South Australia. The nation’s North Korea. A one-party state.

South Australia is becoming the nation’s own little North Korea.  A one-party state. Sure, we go through the process of having elections. But like North Korea, the result is never really in doubt. There was a shock last year in the North Korean poll when some official candidates received less than 100 per cent of the vote.

In South Australia, the shock that Labor looks likely to win the seat of Dunstan is a bit less. Most everyone thought it was a 50-50 call before Saturday, but in reality we were giving the Libs a bit too much credit.

That a government hadn’t taken a seat from an opposition party in 116 years was never likely to be an impediment. That is the sort of history the modern day Liberal Party in South Australia is built to overcome.
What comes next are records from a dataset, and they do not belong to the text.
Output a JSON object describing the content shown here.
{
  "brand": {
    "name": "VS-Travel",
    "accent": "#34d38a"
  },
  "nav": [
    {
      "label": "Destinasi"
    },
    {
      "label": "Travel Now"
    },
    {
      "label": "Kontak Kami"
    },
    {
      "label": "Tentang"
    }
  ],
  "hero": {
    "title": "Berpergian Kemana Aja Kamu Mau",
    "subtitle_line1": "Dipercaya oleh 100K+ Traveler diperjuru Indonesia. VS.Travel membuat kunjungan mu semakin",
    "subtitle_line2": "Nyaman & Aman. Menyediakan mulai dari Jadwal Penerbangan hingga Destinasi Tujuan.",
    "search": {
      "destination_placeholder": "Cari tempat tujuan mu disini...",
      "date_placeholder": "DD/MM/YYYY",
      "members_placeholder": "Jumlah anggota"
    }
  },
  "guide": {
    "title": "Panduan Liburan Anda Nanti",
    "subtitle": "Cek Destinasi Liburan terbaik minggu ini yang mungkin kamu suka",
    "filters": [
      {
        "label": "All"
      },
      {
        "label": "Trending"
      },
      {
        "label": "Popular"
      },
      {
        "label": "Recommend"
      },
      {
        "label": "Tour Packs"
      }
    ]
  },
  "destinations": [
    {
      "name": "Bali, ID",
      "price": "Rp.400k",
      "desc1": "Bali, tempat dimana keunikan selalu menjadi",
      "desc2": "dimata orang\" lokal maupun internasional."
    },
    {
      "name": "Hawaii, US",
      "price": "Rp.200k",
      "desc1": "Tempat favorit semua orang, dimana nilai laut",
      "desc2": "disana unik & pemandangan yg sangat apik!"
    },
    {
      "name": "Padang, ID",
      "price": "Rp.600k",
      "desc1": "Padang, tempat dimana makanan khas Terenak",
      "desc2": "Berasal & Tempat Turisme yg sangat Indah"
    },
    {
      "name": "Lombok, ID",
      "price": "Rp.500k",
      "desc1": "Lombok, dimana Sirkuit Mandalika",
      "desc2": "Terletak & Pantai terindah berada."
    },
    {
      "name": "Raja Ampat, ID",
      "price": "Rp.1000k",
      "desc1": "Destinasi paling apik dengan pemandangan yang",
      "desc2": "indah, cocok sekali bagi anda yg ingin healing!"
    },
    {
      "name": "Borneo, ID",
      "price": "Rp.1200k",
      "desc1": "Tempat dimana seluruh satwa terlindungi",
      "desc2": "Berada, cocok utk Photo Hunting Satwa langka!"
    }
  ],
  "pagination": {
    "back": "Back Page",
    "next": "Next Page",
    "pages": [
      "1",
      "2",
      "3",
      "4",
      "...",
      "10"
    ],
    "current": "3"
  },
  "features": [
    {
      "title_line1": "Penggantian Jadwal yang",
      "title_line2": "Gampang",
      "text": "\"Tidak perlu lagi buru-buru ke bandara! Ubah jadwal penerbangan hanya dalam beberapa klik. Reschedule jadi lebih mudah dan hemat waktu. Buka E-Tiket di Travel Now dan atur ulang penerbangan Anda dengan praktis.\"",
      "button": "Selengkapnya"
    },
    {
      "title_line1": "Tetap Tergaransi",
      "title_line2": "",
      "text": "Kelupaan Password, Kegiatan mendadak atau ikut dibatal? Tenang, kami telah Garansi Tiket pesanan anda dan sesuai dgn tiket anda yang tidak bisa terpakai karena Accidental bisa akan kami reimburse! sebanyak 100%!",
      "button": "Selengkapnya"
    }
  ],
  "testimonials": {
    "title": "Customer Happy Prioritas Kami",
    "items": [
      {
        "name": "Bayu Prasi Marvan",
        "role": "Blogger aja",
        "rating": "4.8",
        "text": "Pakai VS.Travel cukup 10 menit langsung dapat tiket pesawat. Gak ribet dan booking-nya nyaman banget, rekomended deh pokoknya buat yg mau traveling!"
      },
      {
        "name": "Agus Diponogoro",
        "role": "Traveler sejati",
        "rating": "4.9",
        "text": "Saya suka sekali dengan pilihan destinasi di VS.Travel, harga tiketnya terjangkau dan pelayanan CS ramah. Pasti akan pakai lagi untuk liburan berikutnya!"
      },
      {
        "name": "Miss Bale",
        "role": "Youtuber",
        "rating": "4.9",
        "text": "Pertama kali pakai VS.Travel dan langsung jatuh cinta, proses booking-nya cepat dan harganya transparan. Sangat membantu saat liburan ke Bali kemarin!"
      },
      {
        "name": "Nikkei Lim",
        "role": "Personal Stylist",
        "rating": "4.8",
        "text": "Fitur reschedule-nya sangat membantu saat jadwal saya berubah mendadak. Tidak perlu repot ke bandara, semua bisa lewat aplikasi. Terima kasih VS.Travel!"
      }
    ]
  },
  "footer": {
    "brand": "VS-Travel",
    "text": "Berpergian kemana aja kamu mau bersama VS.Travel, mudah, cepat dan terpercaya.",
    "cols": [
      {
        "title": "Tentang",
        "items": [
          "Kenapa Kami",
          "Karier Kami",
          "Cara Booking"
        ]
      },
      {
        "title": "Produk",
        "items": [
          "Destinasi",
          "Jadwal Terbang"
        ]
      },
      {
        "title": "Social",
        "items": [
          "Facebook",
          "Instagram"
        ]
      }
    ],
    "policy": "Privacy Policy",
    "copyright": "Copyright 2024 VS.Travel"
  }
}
In South Australia, politics is a clash between amateurs and professionals. It’s the Keystone Cops taking on the mafia. It’s the desperate-to-rule against the born-to-rule.

The numbers tell their own tale.

Dunstan is likely to be Labor’s 28th   seat in a 47-person House of Assembly. The Libs will have 14 and independents five.  It also means that since the last state election, when the Libs ran the worst campaign seen in modern political history, they have lost another two seats. Nick McBride has become another Lib-turned-independent and now Dunstan as well.

More numbers. Since 2002 when Mike Rann became Premier, the Liberals have won one election. But even when they won one in 2018, they lasted a meagre one term.

There is no prospect the Liberals will win in 2026 on current trends. Indeed, it could get even worse from here.

Even at a federal level, the Libs are sliding further into irrelevancy. Labor holds six seats, the Libs three and there is one independent. At the next federal election, based on the Dunstan results, Labor would be hopeful of picking up the Liberal-held seat of Sturt as well.

The party is a shambles. From the outside, it is defined by infighting and incompetence. They seem more focused on internal power battles than on the main game of developing policies and winning elections.

Its problems go way beyond whether David Speirs is a good leader or not. They could change Speirs and it would make very little difference, unless they sort out the basics.

Within the Labor Party, there is also enmity, hatred and contempt. But they are smart enough to keep a lid on it. The decision in the week before the Dunstan by-election to install Alex Antic as the party’s number one pick on the Senate ticket was comical. Antic, a backbencher, was preferred to former Cabinet member Anne Ruston.

Antic is a curious case. He wants to drive the party further to the right in search of the mythical “Liberal base’’. Maybe he’ll find it out there in the wild, on the fringes. But he’ll also lose the vast majority of regular Australians. You know, the ones that tend to decide elections.

I don’t want to get all sentimental and talk about how good governments need good oppositions. Maybe they do, maybe they don’t. But surely some kind of basic competence is required.

We have seen this before in Labor, but it has an unpleasant tendency towards arrogance when left to its own devices. It has a glass jaw if criticized. It has an unhealthy confidence in its own abilities. It comes up with ridiculous excuses when caught out, like it’s ‘check the small print’ defence on ramping.

After two years, there are still many questions to be answered. Is hydrogen an expensive folly? Will the uni merger work? How much can it really spend on promoting itself with taxpayer-funded advertising before the North Korean comparisons become even more applicable?

Anyway, reading update.

Finished Alasdair Gray’s Lanark. Yes, took me ages, but the longer it went on, the more I loved it. Funny, weird, beautiful. A remarkable book, like nothing I had read before. Also watched Poor Things since then, which is based on another Gray book. He certainly had a take on the world, did Alasdair.

Now reading something I will review for The Advertiser. Crime novelist Val McDermid has done a take on the Macbeth story, where she is attempting to change perceptions of Lady Macbeth.